Promote healthy eating and snacking habits. A nutritious diet is also important for maintaining healthy teeth and gums. Make sure your child is eating a varied, balanced diet of whole foods in appropriate portions. You should limit sugar and other carbohydrates (which accelerate growth of decay-causing bacteria) to mealtimes; offer limited, non-sugary snacks between meals.
Warn older children and teens about practices that are unhealthy for the mouth. As children enter their teen years, they’re under increased pressure from peers to try unhealthy practices. Oral piercings like tongue and lip bolts can increase tooth damage — chipping and wear — and gum recession, infection and bone loss. Tobacco use, both smoke and smokeless, can also cause tooth staining, increase the risk of decay, gum disease and oral cancer. Begin stressing the dangers these practices pose to their general and oral health before they reach puberty.
Practice what you teach.
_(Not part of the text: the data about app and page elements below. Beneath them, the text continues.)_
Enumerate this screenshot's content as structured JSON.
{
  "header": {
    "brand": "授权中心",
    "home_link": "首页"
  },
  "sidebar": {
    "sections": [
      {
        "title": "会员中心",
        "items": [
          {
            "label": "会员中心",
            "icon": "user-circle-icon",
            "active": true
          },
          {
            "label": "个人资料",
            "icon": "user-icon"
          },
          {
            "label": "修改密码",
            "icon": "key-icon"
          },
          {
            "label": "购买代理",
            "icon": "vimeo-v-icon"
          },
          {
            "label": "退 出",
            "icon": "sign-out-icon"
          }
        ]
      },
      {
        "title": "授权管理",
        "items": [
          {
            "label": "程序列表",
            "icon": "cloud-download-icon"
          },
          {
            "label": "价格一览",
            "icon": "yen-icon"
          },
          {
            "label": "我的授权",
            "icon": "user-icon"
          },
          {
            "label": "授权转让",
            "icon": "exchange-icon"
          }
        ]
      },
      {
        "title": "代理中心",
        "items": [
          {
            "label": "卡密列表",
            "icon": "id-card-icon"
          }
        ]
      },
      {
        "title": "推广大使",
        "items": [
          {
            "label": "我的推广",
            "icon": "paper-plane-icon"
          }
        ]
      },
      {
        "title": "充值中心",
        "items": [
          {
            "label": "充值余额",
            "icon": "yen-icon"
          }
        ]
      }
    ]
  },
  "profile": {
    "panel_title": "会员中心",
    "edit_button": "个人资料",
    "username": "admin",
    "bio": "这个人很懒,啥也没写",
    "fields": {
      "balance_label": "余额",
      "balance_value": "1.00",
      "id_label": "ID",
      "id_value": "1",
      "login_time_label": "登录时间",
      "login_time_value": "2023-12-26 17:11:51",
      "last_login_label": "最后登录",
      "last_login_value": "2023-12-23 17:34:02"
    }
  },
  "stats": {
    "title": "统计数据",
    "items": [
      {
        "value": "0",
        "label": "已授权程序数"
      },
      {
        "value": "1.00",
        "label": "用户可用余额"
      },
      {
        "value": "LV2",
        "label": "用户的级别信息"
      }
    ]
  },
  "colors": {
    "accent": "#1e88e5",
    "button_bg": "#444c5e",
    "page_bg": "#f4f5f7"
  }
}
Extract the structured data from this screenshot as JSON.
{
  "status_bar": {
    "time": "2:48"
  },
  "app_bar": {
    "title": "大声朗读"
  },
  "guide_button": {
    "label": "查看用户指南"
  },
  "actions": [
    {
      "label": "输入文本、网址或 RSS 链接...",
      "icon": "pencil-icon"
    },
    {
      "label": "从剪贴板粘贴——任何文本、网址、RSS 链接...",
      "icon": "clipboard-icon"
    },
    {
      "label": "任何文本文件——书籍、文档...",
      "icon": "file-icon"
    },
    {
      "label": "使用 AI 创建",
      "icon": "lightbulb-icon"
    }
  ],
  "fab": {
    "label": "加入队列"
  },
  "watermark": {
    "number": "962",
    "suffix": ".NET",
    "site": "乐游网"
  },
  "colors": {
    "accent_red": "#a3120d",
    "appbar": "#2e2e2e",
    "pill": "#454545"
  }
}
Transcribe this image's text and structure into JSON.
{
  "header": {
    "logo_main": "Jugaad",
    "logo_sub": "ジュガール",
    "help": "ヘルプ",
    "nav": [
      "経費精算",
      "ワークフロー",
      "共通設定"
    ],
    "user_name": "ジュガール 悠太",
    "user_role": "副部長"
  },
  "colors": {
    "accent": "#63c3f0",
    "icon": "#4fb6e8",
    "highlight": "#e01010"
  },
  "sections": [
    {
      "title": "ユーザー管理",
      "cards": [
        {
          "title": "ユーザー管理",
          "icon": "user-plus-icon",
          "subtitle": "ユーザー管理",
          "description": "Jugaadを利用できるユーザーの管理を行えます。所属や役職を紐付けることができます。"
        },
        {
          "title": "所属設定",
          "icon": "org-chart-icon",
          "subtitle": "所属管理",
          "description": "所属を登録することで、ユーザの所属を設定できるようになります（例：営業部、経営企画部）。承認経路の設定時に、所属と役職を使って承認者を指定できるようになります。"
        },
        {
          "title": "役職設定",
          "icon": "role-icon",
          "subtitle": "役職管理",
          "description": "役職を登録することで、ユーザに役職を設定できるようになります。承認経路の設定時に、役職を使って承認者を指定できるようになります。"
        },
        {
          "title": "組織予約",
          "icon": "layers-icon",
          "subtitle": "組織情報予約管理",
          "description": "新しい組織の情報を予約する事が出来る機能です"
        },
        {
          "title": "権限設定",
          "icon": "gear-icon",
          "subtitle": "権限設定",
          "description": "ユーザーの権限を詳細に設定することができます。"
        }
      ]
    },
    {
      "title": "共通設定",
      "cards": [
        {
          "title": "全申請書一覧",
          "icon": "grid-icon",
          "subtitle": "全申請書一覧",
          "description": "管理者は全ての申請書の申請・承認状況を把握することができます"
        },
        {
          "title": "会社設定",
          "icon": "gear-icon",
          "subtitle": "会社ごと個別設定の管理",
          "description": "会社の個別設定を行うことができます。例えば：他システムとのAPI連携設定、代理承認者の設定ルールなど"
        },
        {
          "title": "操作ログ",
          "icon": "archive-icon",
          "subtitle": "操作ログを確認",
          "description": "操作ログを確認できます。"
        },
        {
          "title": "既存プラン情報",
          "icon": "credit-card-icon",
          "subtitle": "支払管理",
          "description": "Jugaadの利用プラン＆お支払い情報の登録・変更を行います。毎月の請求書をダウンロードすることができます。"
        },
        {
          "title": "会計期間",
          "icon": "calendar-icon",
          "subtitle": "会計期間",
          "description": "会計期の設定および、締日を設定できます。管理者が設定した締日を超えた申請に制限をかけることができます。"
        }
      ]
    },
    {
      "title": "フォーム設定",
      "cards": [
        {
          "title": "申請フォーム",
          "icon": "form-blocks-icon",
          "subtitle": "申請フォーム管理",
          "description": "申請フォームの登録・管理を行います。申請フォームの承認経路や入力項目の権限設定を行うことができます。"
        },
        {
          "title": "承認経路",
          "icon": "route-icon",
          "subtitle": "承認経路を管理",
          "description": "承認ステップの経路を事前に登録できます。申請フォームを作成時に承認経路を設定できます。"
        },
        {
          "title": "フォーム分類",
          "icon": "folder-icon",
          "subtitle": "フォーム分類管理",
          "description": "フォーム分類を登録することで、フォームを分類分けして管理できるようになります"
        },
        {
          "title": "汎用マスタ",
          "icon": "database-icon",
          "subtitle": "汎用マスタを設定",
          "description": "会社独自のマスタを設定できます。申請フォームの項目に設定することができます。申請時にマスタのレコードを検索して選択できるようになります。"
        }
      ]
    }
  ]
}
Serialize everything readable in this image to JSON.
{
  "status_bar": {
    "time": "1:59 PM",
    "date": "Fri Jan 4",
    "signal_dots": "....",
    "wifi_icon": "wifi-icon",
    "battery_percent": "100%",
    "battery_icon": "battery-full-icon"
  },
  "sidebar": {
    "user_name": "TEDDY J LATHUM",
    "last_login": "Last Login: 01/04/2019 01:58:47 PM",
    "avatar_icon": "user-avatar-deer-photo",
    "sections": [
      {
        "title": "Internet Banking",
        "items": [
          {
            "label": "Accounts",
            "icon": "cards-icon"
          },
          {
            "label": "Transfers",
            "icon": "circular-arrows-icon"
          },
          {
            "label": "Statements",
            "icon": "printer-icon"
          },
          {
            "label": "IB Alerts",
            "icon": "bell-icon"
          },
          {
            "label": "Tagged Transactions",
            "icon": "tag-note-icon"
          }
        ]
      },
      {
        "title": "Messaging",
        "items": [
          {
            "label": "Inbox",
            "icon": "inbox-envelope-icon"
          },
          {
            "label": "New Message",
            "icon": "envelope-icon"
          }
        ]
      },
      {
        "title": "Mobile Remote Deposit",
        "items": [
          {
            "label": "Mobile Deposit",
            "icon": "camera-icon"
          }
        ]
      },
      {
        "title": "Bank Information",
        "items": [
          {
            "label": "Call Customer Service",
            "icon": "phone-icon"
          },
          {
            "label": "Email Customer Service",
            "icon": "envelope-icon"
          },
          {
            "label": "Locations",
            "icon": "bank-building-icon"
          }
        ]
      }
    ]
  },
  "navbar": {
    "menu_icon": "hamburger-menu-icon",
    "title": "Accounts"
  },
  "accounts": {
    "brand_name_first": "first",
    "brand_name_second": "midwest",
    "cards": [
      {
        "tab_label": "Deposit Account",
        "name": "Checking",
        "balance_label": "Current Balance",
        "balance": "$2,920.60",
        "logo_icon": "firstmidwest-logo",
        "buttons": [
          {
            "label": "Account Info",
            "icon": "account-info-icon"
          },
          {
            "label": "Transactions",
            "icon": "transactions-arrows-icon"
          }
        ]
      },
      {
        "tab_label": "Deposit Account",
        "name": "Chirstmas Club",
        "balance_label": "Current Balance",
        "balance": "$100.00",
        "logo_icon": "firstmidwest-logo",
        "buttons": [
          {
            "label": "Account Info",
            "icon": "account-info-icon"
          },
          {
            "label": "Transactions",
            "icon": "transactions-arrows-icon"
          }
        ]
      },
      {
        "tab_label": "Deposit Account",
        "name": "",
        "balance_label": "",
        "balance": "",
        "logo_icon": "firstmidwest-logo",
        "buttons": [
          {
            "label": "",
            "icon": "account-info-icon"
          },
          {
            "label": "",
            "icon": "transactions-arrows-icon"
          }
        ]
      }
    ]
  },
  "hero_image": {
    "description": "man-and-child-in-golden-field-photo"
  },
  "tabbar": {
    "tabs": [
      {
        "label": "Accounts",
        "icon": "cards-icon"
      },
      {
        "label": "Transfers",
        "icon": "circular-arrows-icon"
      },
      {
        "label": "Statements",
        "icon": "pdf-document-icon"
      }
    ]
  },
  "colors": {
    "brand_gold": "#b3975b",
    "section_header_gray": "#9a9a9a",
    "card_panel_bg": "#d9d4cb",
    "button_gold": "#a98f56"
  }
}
Â Modeling healthy behavior you want your child to learn is just as important as instructing them how to do it. When they’re very young, brushing teeth should be a family affair — allow them to see how you brush your teeth as you help them brush theirs. And, if you’re not sure if your hygiene techniques are worthy of emulation, we’ll be glad to help you improve your effectiveness to pass on to the next generation.
If you would like more information on developing life-long dental habits with your child, please contact us or schedule an appointment for a consultation. You can also learn more about this topic by reading the Dear Doctor magazine article “How to Help Your Child Develop the Best Habits for Oral Health.”
If you’ve just received a dental implant restoration, congratulations! This proven smile-changer is not only life-like, it’s also durable: more than 95% of implants survive at least 10 years. But beware: periodontal (gum) disease could derail that longevity.
Gum disease is triggered by dental plaque, a thin film of bacteria and food particles that builds up on teeth. Left untreated the infection weakens gum attachment to teeth and causes supporting bone loss, eventually leading to possible tooth loss. Something similar holds true for an implant: although the implant itself can’t be affected by disease, the gums and bone that support it can. And just as a tooth can be lost, so can an implant.
Gum disease affecting an implant is called peri-implantitis (“peri”–around; implant “itis”–inflammation). Usually beginning with the surface tissues, the infection can advance (quite rapidly) below the gum line to eventually weaken the bone in which the implant has become integrated (a process known as osseointegration). As the bone deteriorates, the implant loses the secure hold created through osseointegration and may eventually give way.
As in other cases of gum disease, the sooner we detect peri-implantitis the better our chances of preserving the implant. That’s why at the first signs of a gum infection—swollen, reddened or bleeding gums—you should contact us at once for an appointment.
If you indeed have peri-implantitis, we’ll manually identify and remove all plaque and calculus (tartar) fueling the infection, which might also require surgical access to deeper plaque deposits. We may also need to decontaminate microscopic ridges found on the implant surface. These are typically added by the implant manufacturer to boost osseointegration, but in the face of a gum infection they can become havens for disease-causing bacteria to grow and hide.
Of course, the best way to treat peri-implantitis is to attempt to prevent it through daily brushing and flossing, and at least twice a year (or more, if we recommend it) dental visits for thorough cleanings and checkups. Keeping its supporting tissues disease-free will boost your implant’s chances for a long and useful life.
If you would like more information on caring for your dental implants, please contact us or schedule an appointment for a consultation. You can also learn more about this topic by reading the Dear Doctor magazine article “Gum Disease can Cause Dental Implant Failure.”